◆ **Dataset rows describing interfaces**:
——

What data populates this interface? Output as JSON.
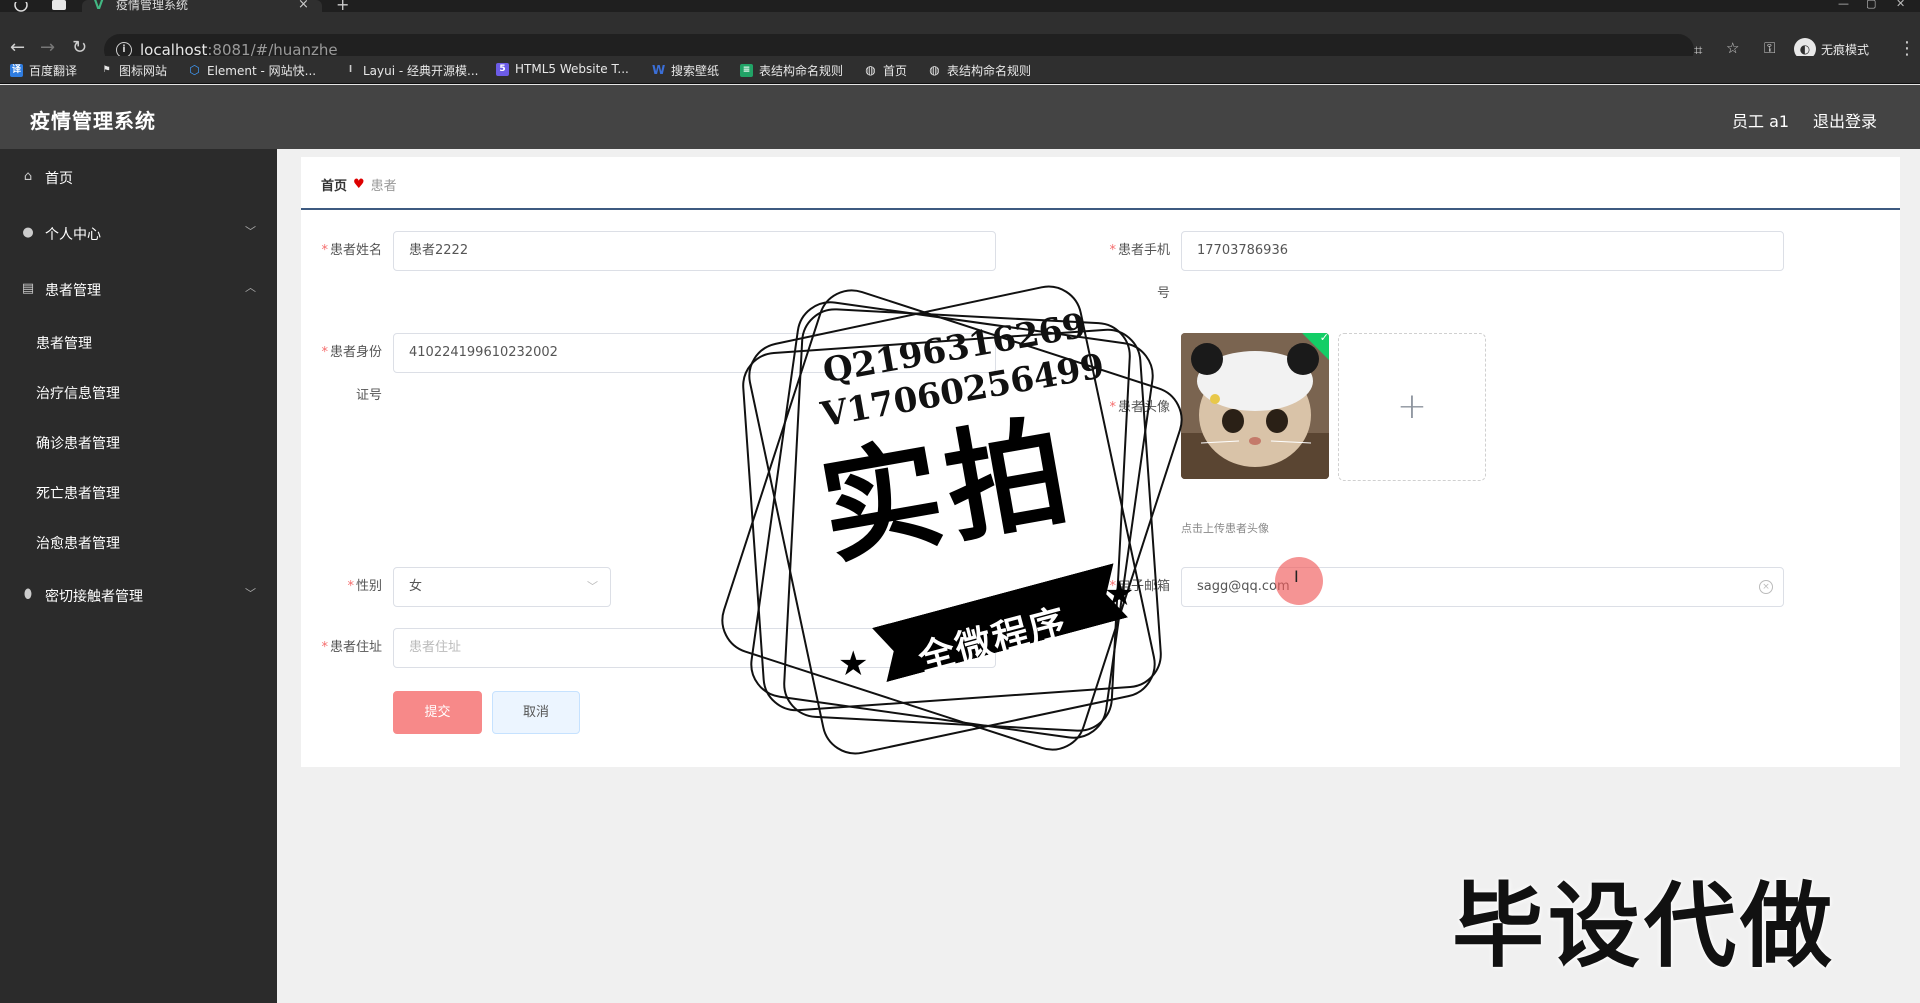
{
  "browser": {
    "tab_title": "疫情管理系统",
    "tab_close": "×",
    "tab_new": "+",
    "url_host": "localhost",
    "url_rest": ":8081/#/huanzhe",
    "profile_label": "无痕模式",
    "bookmarks": [
      {
        "label": "百度翻译",
        "icon": "baidu-translate-icon",
        "color": "#2f7de1"
      },
      {
        "label": "图标网站",
        "icon": "flag-icon",
        "color": "#e8e8e8"
      },
      {
        "label": "Element - 网站快...",
        "icon": "element-icon",
        "color": "#409eff"
      },
      {
        "label": "Layui - 经典开源模...",
        "icon": "layui-icon",
        "color": "#aaaaaa"
      },
      {
        "label": "HTML5 Website T...",
        "icon": "html5-template-icon",
        "color": "#6c5ce7"
      },
      {
        "label": "搜索壁纸",
        "icon": "wallpaper-icon",
        "color": "#3b6fd8"
      },
      {
        "label": "表结构命名规则",
        "icon": "sheet-icon",
        "color": "#21a366"
      },
      {
        "label": "首页",
        "icon": "globe-icon",
        "color": "#e8e8e8"
      },
      {
        "label": "表结构命名规则",
        "icon": "globe-icon",
        "color": "#e8e8e8"
      }
    ]
  },
  "header": {
    "title": "疫情管理系统",
    "user": "员工 a1",
    "logout": "退出登录"
  },
  "sidebar": {
    "items": [
      {
        "label": "首页",
        "icon": "home-icon"
      },
      {
        "label": "个人中心",
        "icon": "user-icon"
      },
      {
        "label": "患者管理",
        "icon": "clipboard-icon"
      },
      {
        "label": "密切接触者管理",
        "icon": "location-pin-icon"
      }
    ],
    "sub_items": [
      "患者管理",
      "治疗信息管理",
      "确诊患者管理",
      "死亡患者管理",
      "治愈患者管理"
    ]
  },
  "breadcrumb": {
    "home": "首页",
    "current": "患者"
  },
  "form": {
    "name_label": "患者姓名",
    "name_value": "患者2222",
    "phone_label": "患者手机",
    "phone_label_wrap": "号",
    "phone_value": "17703786936",
    "idcard_label": "患者身份",
    "idcard_label_wrap": "证号",
    "idcard_value": "410224199610232002",
    "avatar_label": "患者头像",
    "upload_plus": "+",
    "upload_tip": "点击上传患者头像",
    "gender_label": "性别",
    "gender_value": "女",
    "email_label": "电子邮箱",
    "email_value": "sagg@qq.com",
    "address_label": "患者住址",
    "address_placeholder": "患者住址",
    "submit": "提交",
    "cancel": "取消"
  },
  "watermark": {
    "line1": "Q2196316269",
    "line2": "V17060256499",
    "big": "实拍",
    "ribbon": "全微程序",
    "corner": "毕设代做"
  },
  "colors": {
    "header_bg": "#444444",
    "sidebar_bg": "#2b2b2b",
    "submit_bg": "#f78989",
    "cancel_bg": "#ecf5ff",
    "required": "#f56c6c",
    "breadcrumb_line": "#3d5a80",
    "success": "#13ce66"
  }
}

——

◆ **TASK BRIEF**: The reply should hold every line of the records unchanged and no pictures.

◆ **SOLUTION BELOW**:
What data populates this interface? Output as JSON.
{
  "browser": {
    "tab_title": "疫情管理系统",
    "tab_close": "×",
    "tab_new": "+",
    "url_host": "localhost",
    "url_rest": ":8081/#/huanzhe",
    "profile_label": "无痕模式",
    "bookmarks": [
      {
        "label": "百度翻译",
        "icon": "baidu-translate-icon",
        "color": "#2f7de1"
      },
      {
        "label": "图标网站",
        "icon": "flag-icon",
        "color": "#e8e8e8"
      },
      {
        "label": "Element - 网站快...",
        "icon": "element-icon",
        "color": "#409eff"
      },
      {
        "label": "Layui - 经典开源模...",
        "icon": "layui-icon",
        "color": "#aaaaaa"
      },
      {
        "label": "HTML5 Website T...",
        "icon": "html5-template-icon",
        "color": "#6c5ce7"
      },
      {
        "label": "搜索壁纸",
        "icon": "wallpaper-icon",
        "color": "#3b6fd8"
      },
      {
        "label": "表结构命名规则",
        "icon": "sheet-icon",
        "color": "#21a366"
      },
      {
        "label": "首页",
        "icon": "globe-icon",
        "color": "#e8e8e8"
      },
      {
        "label": "表结构命名规则",
        "icon": "globe-icon",
        "color": "#e8e8e8"
      }
    ]
  },
  "header": {
    "title": "疫情管理系统",
    "user": "员工 a1",
    "logout": "退出登录"
  },
  "sidebar": {
    "items": [
      {
        "label": "首页",
        "icon": "home-icon"
      },
      {
        "label": "个人中心",
        "icon": "user-icon"
      },
      {
        "label": "患者管理",
        "icon": "clipboard-icon"
      },
      {
        "label": "密切接触者管理",
        "icon": "location-pin-icon"
      }
    ],
    "sub_items": [
      "患者管理",
      "治疗信息管理",
      "确诊患者管理",
      "死亡患者管理",
      "治愈患者管理"
    ]
  },
  "breadcrumb": {
    "home": "首页",
    "current": "患者"
  },
  "form": {
    "name_label": "患者姓名",
    "name_value": "患者2222",
    "phone_label": "患者手机",
    "phone_label_wrap": "号",
    "phone_value": "17703786936",
    "idcard_label": "患者身份",
    "idcard_label_wrap": "证号",
    "idcard_value": "410224199610232002",
    "avatar_label": "患者头像",
    "upload_plus": "+",
    "upload_tip": "点击上传患者头像",
    "gender_label": "性别",
    "gender_value": "女",
    "email_label": "电子邮箱",
    "email_value": "sagg@qq.com",
    "address_label": "患者住址",
    "address_placeholder": "患者住址",
    "submit": "提交",
    "cancel": "取消"
  },
  "watermark": {
    "line1": "Q2196316269",
    "line2": "V17060256499",
    "big": "实拍",
    "ribbon": "全微程序",
    "corner": "毕设代做"
  },
  "colors": {
    "header_bg": "#444444",
    "sidebar_bg": "#2b2b2b",
    "submit_bg": "#f78989",
    "cancel_bg": "#ecf5ff",
    "required": "#f56c6c",
    "breadcrumb_line": "#3d5a80",
    "success": "#13ce66"
  }
}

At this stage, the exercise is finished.